__What is being asked__: Write only the number of lines in the records beneath that hold "JSON".

━━━━

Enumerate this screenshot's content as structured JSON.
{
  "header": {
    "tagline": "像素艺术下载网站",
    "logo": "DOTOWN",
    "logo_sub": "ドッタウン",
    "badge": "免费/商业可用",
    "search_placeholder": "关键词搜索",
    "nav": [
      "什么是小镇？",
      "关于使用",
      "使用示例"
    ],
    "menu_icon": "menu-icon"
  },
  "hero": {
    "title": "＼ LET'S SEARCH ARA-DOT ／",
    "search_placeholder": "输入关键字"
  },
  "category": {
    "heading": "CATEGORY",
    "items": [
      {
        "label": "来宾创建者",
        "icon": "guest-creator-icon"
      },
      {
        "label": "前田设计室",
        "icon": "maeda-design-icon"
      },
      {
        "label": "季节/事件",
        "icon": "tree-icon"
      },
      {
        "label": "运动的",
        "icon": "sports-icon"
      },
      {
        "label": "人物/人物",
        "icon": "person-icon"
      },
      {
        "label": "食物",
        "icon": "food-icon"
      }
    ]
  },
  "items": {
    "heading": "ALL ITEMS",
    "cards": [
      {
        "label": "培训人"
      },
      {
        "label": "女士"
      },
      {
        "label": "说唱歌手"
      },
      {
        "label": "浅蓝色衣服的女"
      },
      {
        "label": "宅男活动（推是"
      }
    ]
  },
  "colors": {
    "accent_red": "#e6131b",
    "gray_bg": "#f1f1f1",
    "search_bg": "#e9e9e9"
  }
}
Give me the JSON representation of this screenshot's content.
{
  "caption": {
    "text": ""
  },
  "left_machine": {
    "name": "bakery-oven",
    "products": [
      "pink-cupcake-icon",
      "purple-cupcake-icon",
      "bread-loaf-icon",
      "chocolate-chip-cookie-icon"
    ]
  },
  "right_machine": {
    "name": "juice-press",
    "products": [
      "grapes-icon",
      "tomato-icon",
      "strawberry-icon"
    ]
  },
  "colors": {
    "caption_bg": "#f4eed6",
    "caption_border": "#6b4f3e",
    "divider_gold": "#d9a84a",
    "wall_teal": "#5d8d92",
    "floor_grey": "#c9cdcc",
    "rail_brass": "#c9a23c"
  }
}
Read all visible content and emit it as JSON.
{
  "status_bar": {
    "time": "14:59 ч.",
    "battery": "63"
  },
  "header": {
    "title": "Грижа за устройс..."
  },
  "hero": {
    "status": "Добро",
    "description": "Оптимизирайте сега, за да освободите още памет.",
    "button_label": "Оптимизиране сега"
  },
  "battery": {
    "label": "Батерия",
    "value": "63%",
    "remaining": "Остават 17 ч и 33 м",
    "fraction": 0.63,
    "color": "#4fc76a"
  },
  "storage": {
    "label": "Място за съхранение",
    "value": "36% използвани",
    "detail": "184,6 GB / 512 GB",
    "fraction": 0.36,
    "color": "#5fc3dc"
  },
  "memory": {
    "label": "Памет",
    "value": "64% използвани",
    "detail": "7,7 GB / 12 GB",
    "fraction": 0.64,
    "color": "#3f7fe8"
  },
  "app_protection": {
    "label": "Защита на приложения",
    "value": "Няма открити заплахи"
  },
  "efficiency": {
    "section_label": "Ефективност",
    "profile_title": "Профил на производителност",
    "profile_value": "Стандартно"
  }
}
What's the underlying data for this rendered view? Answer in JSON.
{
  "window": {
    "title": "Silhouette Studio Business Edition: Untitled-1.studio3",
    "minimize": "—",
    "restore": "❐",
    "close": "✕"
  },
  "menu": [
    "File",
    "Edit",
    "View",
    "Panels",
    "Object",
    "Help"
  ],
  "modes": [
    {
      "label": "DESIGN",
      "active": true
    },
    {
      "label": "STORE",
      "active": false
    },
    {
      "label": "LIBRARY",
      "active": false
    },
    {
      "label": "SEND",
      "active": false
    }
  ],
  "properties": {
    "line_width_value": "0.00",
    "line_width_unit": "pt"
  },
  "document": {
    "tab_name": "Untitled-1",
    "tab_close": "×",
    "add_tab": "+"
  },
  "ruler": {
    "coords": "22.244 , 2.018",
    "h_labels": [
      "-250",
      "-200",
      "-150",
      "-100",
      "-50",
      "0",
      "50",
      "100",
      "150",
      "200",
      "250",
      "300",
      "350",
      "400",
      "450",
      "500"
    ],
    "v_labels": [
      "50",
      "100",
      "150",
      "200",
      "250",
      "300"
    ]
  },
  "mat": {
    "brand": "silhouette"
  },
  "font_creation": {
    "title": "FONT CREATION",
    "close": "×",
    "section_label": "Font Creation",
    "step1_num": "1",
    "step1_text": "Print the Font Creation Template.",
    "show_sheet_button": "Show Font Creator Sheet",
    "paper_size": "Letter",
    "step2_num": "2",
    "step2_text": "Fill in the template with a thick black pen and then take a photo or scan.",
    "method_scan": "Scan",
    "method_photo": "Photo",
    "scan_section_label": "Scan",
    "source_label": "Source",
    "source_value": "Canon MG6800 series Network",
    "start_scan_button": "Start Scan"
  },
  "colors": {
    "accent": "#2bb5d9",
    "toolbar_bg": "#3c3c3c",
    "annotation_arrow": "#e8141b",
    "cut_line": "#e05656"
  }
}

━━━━

__Response area__: 4